Brief:
I'd like the number of lines in the material below that include the word "rating", written with no other text.

***

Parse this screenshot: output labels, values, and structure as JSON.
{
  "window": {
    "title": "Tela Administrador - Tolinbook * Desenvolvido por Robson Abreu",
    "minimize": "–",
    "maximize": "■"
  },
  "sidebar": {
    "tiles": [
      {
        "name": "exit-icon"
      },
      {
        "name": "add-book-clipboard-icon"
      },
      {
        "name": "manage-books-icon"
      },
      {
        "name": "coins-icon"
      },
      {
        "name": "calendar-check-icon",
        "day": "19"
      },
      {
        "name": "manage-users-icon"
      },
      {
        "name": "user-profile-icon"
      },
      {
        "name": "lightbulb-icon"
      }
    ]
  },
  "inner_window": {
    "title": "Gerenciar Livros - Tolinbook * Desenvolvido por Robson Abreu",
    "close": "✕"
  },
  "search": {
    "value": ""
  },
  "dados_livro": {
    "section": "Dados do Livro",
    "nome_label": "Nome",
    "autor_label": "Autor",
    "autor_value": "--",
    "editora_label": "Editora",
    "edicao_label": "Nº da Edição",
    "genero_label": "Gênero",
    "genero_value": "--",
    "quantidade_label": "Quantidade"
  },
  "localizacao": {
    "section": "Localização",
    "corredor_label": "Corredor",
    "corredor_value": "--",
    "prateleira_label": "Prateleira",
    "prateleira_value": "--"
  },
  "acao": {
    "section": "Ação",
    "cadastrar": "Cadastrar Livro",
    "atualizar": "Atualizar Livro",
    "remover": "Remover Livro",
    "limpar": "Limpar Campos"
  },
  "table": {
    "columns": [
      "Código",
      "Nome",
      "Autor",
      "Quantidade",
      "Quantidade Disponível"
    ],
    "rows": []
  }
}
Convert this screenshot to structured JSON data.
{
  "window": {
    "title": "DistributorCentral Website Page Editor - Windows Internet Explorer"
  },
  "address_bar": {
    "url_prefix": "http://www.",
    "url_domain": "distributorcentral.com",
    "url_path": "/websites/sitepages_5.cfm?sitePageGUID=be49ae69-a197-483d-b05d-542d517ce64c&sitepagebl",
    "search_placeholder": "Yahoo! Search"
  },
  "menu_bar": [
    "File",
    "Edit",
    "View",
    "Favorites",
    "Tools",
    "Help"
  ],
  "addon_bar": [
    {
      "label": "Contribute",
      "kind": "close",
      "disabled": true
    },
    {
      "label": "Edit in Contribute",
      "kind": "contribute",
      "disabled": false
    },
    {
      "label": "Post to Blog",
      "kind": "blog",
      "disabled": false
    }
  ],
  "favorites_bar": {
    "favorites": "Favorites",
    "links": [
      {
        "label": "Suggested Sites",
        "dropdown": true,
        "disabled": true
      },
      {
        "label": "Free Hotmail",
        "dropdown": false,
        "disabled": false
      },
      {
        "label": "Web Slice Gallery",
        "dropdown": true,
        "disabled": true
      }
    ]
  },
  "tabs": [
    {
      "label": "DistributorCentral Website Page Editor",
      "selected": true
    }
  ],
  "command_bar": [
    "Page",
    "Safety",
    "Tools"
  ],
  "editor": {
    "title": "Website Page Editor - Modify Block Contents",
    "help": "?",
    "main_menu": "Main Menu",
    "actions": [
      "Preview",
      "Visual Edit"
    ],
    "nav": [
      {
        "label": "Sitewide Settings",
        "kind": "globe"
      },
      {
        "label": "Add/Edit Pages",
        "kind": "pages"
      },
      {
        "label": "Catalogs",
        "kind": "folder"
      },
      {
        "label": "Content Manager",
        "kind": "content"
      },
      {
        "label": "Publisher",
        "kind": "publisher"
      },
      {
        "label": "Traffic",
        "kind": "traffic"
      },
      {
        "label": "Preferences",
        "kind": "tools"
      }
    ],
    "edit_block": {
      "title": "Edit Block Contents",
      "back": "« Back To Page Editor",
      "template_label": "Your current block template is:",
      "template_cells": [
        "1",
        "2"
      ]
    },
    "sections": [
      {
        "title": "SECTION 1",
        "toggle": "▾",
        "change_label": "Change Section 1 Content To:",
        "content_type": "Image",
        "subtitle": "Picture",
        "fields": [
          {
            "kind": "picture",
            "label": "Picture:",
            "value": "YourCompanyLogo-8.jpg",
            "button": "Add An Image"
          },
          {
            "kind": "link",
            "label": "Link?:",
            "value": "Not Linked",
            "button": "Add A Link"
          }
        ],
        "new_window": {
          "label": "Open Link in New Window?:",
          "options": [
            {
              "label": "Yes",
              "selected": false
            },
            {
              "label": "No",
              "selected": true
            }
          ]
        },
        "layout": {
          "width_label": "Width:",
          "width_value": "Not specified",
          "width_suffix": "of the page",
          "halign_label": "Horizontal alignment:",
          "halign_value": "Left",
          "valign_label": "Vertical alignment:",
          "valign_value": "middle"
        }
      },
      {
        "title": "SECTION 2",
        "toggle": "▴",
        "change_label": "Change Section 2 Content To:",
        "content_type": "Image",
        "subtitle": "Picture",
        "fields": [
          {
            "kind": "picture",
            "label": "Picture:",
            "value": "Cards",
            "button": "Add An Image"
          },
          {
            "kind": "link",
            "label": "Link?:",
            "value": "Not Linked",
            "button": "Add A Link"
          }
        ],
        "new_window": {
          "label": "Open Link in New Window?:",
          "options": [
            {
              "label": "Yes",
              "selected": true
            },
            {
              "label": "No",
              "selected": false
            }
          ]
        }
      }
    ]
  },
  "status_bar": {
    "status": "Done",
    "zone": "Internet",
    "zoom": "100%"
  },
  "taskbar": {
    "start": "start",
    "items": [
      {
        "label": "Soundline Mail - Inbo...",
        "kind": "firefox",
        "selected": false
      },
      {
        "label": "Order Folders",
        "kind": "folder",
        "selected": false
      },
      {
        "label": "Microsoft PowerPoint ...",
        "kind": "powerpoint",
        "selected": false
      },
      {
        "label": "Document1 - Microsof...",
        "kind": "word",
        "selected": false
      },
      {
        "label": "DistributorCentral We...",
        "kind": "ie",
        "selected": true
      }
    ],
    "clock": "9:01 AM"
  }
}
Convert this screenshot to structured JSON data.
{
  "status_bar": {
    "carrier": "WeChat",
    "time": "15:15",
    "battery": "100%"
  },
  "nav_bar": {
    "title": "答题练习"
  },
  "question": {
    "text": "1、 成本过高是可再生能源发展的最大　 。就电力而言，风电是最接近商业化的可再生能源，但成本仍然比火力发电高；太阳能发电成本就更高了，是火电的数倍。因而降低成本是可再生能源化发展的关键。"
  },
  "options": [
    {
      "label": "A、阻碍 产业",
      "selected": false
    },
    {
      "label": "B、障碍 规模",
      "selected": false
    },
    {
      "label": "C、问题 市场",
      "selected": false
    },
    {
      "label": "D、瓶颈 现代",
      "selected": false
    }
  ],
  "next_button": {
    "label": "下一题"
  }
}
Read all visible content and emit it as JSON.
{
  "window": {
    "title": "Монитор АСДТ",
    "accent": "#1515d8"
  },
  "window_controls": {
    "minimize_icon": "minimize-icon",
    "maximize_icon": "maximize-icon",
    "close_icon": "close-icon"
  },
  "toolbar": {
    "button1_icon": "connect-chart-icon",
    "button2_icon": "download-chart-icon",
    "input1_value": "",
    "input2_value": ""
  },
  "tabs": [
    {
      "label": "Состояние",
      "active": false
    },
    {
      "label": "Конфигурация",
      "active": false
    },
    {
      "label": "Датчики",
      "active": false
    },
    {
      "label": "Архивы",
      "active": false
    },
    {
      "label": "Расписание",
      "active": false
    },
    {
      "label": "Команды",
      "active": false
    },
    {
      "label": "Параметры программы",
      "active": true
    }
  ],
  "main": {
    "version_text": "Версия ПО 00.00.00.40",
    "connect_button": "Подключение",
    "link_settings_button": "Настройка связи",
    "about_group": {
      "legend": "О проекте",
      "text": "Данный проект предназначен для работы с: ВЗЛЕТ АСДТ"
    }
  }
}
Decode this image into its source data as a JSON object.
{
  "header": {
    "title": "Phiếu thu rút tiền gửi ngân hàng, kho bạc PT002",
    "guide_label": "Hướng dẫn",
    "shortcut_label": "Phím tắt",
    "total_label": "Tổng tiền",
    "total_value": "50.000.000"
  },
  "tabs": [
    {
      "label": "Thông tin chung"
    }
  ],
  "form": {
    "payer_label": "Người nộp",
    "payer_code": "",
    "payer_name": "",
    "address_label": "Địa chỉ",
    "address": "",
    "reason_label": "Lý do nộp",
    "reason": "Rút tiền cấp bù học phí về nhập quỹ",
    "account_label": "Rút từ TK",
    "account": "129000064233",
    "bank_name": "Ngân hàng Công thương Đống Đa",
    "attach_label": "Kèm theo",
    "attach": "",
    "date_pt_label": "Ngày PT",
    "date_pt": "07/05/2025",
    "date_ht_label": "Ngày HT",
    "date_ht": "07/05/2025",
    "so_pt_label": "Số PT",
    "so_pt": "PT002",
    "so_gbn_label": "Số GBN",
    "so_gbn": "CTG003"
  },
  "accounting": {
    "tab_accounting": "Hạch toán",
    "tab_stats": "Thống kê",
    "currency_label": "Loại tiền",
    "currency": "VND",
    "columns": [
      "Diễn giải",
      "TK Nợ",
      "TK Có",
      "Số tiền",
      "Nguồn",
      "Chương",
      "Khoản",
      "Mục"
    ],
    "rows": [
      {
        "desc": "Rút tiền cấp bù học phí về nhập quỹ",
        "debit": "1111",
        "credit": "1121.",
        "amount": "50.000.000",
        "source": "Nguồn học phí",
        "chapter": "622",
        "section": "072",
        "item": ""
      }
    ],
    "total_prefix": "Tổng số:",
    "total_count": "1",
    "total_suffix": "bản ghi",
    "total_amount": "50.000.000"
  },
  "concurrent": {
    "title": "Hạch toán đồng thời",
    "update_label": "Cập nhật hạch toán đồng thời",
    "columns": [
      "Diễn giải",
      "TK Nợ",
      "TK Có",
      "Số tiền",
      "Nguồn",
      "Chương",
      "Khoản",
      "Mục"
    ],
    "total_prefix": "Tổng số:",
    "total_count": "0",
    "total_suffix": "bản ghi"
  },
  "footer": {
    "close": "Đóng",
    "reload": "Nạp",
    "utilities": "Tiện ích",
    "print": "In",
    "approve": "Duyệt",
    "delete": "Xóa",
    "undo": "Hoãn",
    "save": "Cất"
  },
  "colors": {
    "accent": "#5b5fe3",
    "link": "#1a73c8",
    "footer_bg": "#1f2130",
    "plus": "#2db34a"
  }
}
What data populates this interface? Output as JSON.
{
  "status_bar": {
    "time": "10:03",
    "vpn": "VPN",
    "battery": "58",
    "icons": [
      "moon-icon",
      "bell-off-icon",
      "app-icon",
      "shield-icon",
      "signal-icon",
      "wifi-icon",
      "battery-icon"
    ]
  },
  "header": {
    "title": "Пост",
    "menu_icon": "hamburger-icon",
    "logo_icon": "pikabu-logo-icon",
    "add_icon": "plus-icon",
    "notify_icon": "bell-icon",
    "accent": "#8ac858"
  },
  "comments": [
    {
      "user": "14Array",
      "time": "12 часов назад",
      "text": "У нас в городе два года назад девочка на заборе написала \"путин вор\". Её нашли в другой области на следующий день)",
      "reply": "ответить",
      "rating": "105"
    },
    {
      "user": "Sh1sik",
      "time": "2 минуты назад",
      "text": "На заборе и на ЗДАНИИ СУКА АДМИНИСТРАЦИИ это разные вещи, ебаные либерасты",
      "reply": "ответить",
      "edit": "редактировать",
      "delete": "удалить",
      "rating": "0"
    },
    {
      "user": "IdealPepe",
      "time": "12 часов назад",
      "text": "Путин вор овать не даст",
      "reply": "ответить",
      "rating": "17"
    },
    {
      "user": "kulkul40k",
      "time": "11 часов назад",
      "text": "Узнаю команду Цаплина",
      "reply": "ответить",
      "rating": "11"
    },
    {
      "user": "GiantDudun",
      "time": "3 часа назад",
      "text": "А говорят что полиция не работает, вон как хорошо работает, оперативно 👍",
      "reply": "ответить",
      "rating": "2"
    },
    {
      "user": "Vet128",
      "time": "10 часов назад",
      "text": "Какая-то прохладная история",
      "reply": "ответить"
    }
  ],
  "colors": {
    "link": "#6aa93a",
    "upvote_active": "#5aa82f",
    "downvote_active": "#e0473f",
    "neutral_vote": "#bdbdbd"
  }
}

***

Exercise response:
5